In Malawi, the government and environmental NGOs have joined together in an effort to reduce dependency on charcoal for cooking and heating. They’re looking for other forms of energy because the charcoal trade has left most of the country’s woodlands bare. But most Malawians find it difficult to switch. Statistics indicate that almost all Malawians depend on charcoal for cooking. Other conventional sources of fuel such as gas, solar and paraffin are rare and expensive.
Jane Sumani is a housewife in the commercial capital, Blantyre. She says, “I use charcoal because electricity is very expensive for cooking or heating. Moreover, charcoal is also sold in smallest qualities at affordable prices for most of ordinary Malawians. I cannot stop using it, I cannot stop.”
Coal-burning stoves are also cheaper than electrical appliances like cookers and heaters. A brand new hotplate costs around US$30, while a locally made charcoal stove costs around US$2 and needs no sophisticated maintenance. A sizable bag of charcoal in urban areas costs about US$7. Sumani says for an average family of seven, like her own, it may last a week. But those who use electricity may pay twice as much for their cooking and heating.
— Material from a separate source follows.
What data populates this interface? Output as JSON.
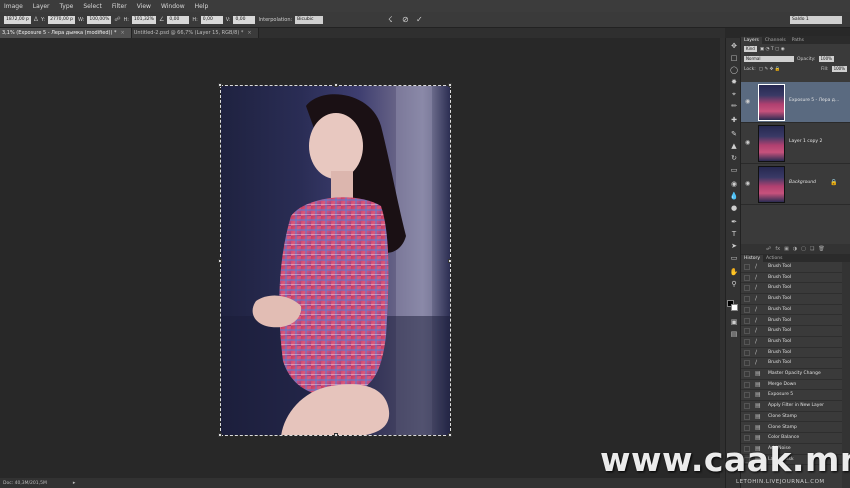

Research has shown that 140,000 tons of charcoal are produced every year in Malawi. Environmentalists say this is the main reason for the loss of about 50,000 hectares of indigenous forest every year – the highest deforestation rate in the region of the Southern African Development Community.
The charcoal trade is illegal in Malawi. Police at roadblocks have been confiscating it but have not stopped the trade.
John Manda produces the fuel in the southern district of Mwanza, one of the areas mostly ravaged by deforestation due to charcoal production, “I have been burning charcoal for 20 years.This is where my bread and butter come from; this is where I get money to pay school fees for my children. Although I know that it is not legal, there is no way I can stop without government giving me an alternative business.”
Daulos Mauambeta is the executive director of Wildlife and Environmental Society of Malawi, an independent NGO that fights environmental degradation. He says efforts are underway to divert communities to other profitable ventures instead of producing charcoal. “For example, some communities are keeping the bees which are producing the honey (which) they sell. Others are keeping the guinea fowl, which they also sell, while other communities are producing baobab fruit juices, aiming at increasing income at their household level,” he says.
Mauambeta says his organization is running a program that encourages communities to plant trees they can use for firewood.
A report released in December 2007 entitled “Charcoal Consumption, Trade and Production in Malawi,” recommends the regulation of the charcoal industry as opposed to criminalization.
The author, economist Patrick Kambewa, told the UN humanitarian news agency, IRIN, that criminalizing the industry means arresting thousands of people involved in one of the few industries that benefit the poor.
He says the scale of charcoal production, if regulated, could make it one of the country's top earners after tobacco and tea, and would also encourage the sustainable use of wooded areas.
The report estimates that the industry employs about 93,000 people as producers, transporters and roadside or urban vendors.
Mauambeta says negotiations are in place with government on regulating the trade. He favors a system that would legally allow communities to manage forests and provide licenses to communities to produce charcoal. By limiting the number of licenses issued and restricting the amount of charcoal allowed under each one, the state could control the amount of forest loss.
He adds, “We are engaging the government to develop systems that would allow the communities to own forests at the same time to get a license from the Department of Forestry. Then, they can start manufacturing charcoal and pay taxes to the government from the business.”
Ted Kalebe is the minister of energy and mining. He says the government has begun a six-year program known as Improving Forest Management for Sustainable Livelihood. He says the program, run jointly by the European Union and the Malawi government aims to improve the livelihood of communities through the sustainable and collaborative management of forests. Kalebe says the program also encourages the communities to use wind power and solar energy.
But skeptics doubt the effort will succeed, given the huge financial profits that traders gain from charcoal sales.
John Manda says he makes about US$200 per month from selling charcoal – good money for a villager and above the average pay for many workers. That includes journalists, who may only earn around US$70 a month.